“I think Four Seasons has been an ambassador in that way, which we're really proud of,” Gregorian said. “It's neat to see Four Seasons just start to become more a part of the fabric of North Carolina, not just eastern North Carolina … it's great to be able to have the same kind of impacts we have here across the state.”
Exclusive to the Greenville audience will be Four Seasons Features in March. The event will include an open conversation with Israeli virtuoso violinist Miriam Fried before a performance of sonatas and partitas and the Bach Concerto for Two Violins.
“Four Seasons Features is to really feature a specific musician or projects that specific musicians do and hopefully give the audience and the community some insight into not just them standing on stage playing and hearing their artistry but actually who they are as a person,” Gregorian said.
Additional Four Seasons concerts are scheduled in November, February and March at A.J. Fletcher Recital Hall on campus.

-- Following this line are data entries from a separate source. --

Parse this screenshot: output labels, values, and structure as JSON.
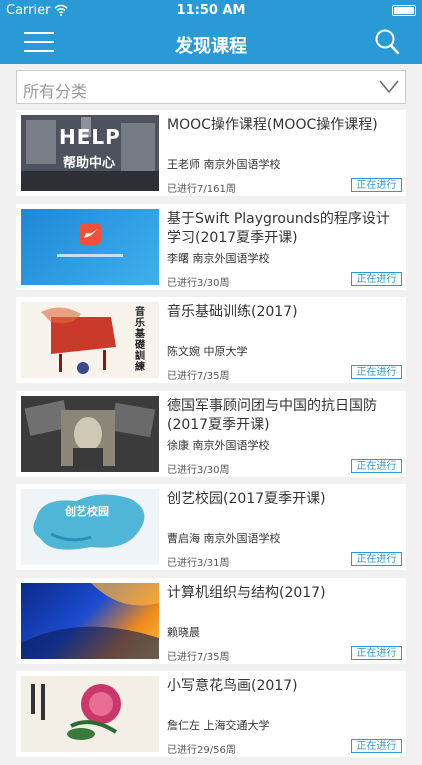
{
  "status_bar": {
    "carrier": "Carrier",
    "time": "11:50 AM"
  },
  "header": {
    "title": "发现课程"
  },
  "filter": {
    "category": "所有分类"
  },
  "courses": [
    {
      "title": "MOOC操作课程(MOOC操作课程)",
      "teacher": "王老师",
      "school": "南京外国语学校",
      "progress": "已进行7/161周",
      "status": "正在进行",
      "thumb_text": [
        "HELP",
        "帮助中心"
      ]
    },
    {
      "title": "基于Swift Playgrounds的程序设计学习(2017夏季开课)",
      "teacher": "李曙",
      "school": "南京外国语学校",
      "progress": "已进行3/30周",
      "status": "正在进行",
      "thumb_text": []
    },
    {
      "title": "音乐基础训练(2017)",
      "teacher": "陈文婉",
      "school": "中原大学",
      "progress": "已进行7/35周",
      "status": "正在进行",
      "thumb_text": [
        "音乐基礎訓練"
      ]
    },
    {
      "title": "德国军事顾问团与中国的抗日国防(2017夏季开课)",
      "teacher": "徐康",
      "school": "南京外国语学校",
      "progress": "已进行3/30周",
      "status": "正在进行",
      "thumb_text": []
    },
    {
      "title": "创艺校园(2017夏季开课)",
      "teacher": "曹启海",
      "school": "南京外国语学校",
      "progress": "已进行3/31周",
      "status": "正在进行",
      "thumb_text": [
        "创艺校园"
      ]
    },
    {
      "title": "计算机组织与结构(2017)",
      "teacher": "赖晓晨",
      "school": "",
      "progress": "已进行7/35周",
      "status": "正在进行",
      "thumb_text": []
    },
    {
      "title": "小写意花鸟画(2017)",
      "teacher": "詹仁左",
      "school": "上海交通大学",
      "progress": "已进行29/56周",
      "status": "正在进行",
      "thumb_text": []
    }
  ],
  "colors": {
    "accent": "#2a9ad6"
  }
}
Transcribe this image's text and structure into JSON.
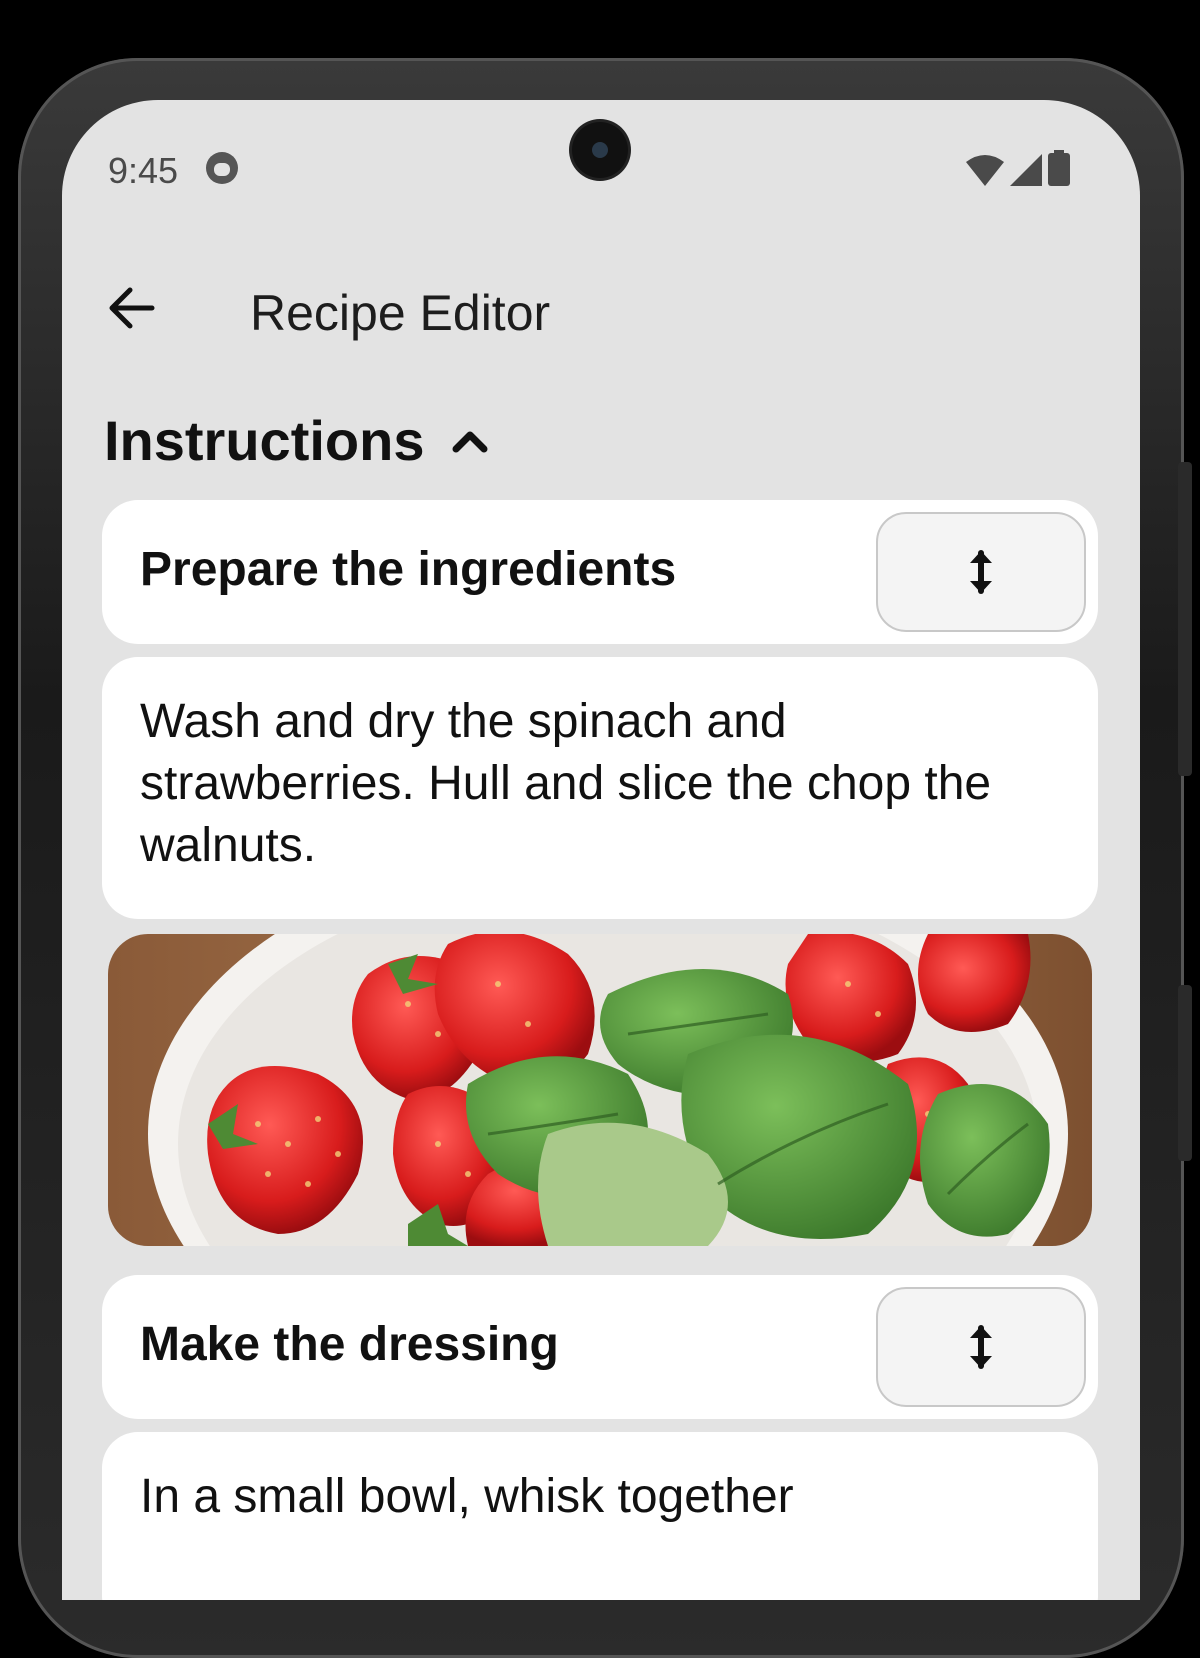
{
  "status_bar": {
    "time": "9:45",
    "icons": [
      "notification-cat-icon",
      "wifi-icon",
      "cellular-signal-icon",
      "battery-icon"
    ]
  },
  "app_bar": {
    "title": "Recipe Editor",
    "back_icon": "arrow-left-icon"
  },
  "section": {
    "label": "Instructions",
    "toggle_icon": "chevron-up-icon"
  },
  "steps": [
    {
      "title": "Prepare the ingredients",
      "description": "Wash and dry the spinach and strawberries. Hull and slice the  chop the walnuts.",
      "drag_icon": "vertical-drag-arrows-icon"
    },
    {
      "title": "Make the dressing",
      "description": "In a small bowl, whisk together",
      "drag_icon": "vertical-drag-arrows-icon"
    }
  ],
  "photo": {
    "subject": "strawberries-and-spinach-bowl"
  },
  "colors": {
    "screen_background": "#e3e3e3",
    "card_background": "#ffffff",
    "text": "#111111"
  }
}
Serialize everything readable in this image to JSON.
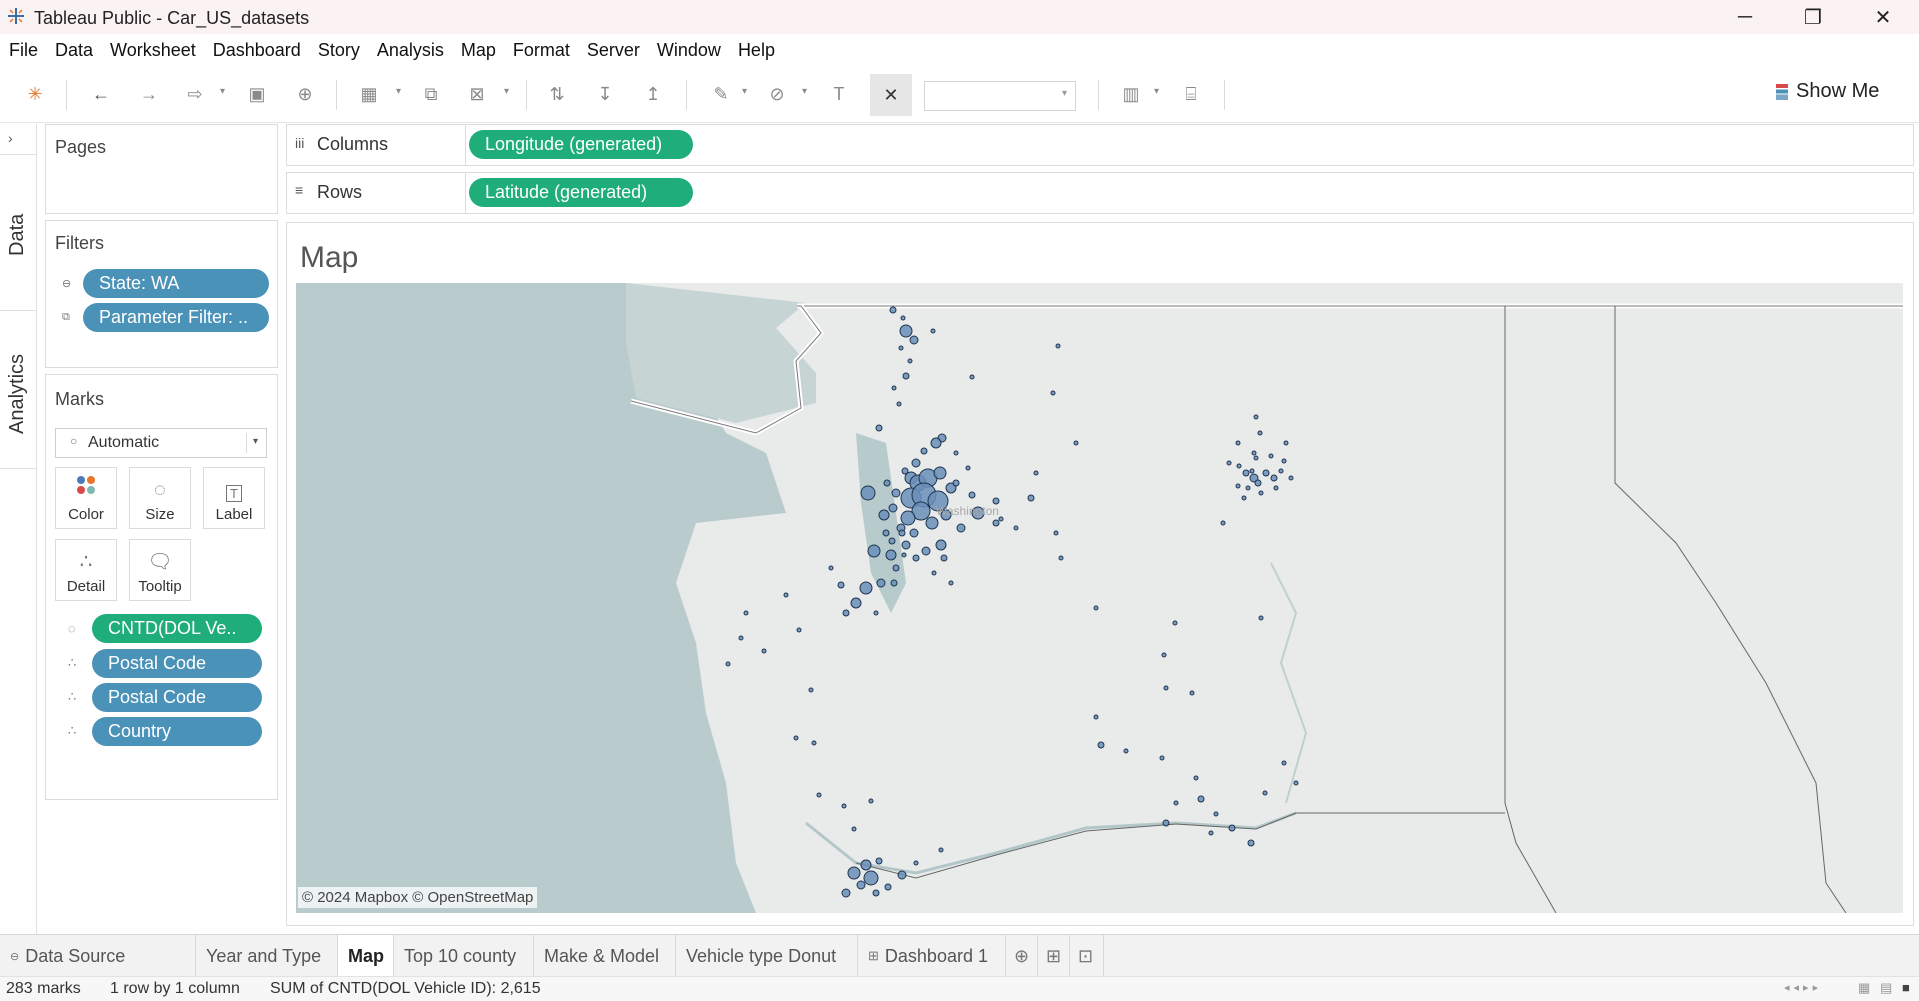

In October and February, Chamber Music Dressed Down will bring additional concerts to less-traditional settings, including The Cupola Building in downtown Greenville.
As the name suggests, Chamber Music Dressed Down offers a more casual concert-going environment, designed especially for people who might like to attend a chamber music event but prefer a less formal setting.
“I think people assume sometimes that it (chamber music) is a little staid or boring,” Gregorian said. “The bottom line is it's just not. It's terribly exciting the way they're able to take this music and bring it in a vital and alive way to the audience. The electricity that's there, you can only get that in a live concert.”
Perhaps nowhere is the energy more evident than it is in Four Seasons' Next Generation programs. Next Generation gives young musicians a chance to perform in master classes for ECU faculty artists and guest artists. They then rehearse and perform concerts with those artists and selected ECU students and Next Generation alumni. Launched in 2009 in Greenville, the free program began touring the state five years ago.
What began as an effort to encourage the next generation of artists by introducing them to accomplished musicians has inspired many of the younger students to pursue music at ECU.
“We have many students from throughout the state that are here now, that have participated in our Next Generation program,” Gregorian said. “That's an amazing thing to see all those students come.
“Every incoming student that we had in the strings area this year has participated in our Next Generation project.”
One of them is Anna Sykes of Greensboro, a freshman who is majoring in violin performance. Sykes began participating in Next Generation concerts in Greensboro during her sophomore year of high school.
“Playing with them, with that high level of musicians, I had never done that before,” she said. “It really is what made me want to study violin.”
Yulia Price, also a violin performance major at ECU, has a similar story. She joined a Next Generation initiative in Charlotte when she was a freshman in high school in Shelby.
“It was actually pretty eye-opening,” she said. “If it weren't for Next Generation, I probably wouldn't have come to ECU. It definitely wasn't on my radar initially.”
Both Sykes and Price continue to perform with Next Generation, helping to introduce younger music students to the kind of experience they were able to have prior to enrolling at ECU.
For all its educational advantages, Price believes Four Seasons offers even more to the Greenville community.
“It's really put the arts out there. I think more and more people now are coming to concerts and being willing to listen to classical music,” she said. “It's really nice to see arts start to thrive.”
“The idea with all of this is to make Greenville and eastern North Carolina a hub for chamber music,” he said. “I think we've done that and we continue to develop. There's actually an international reputation for that now.”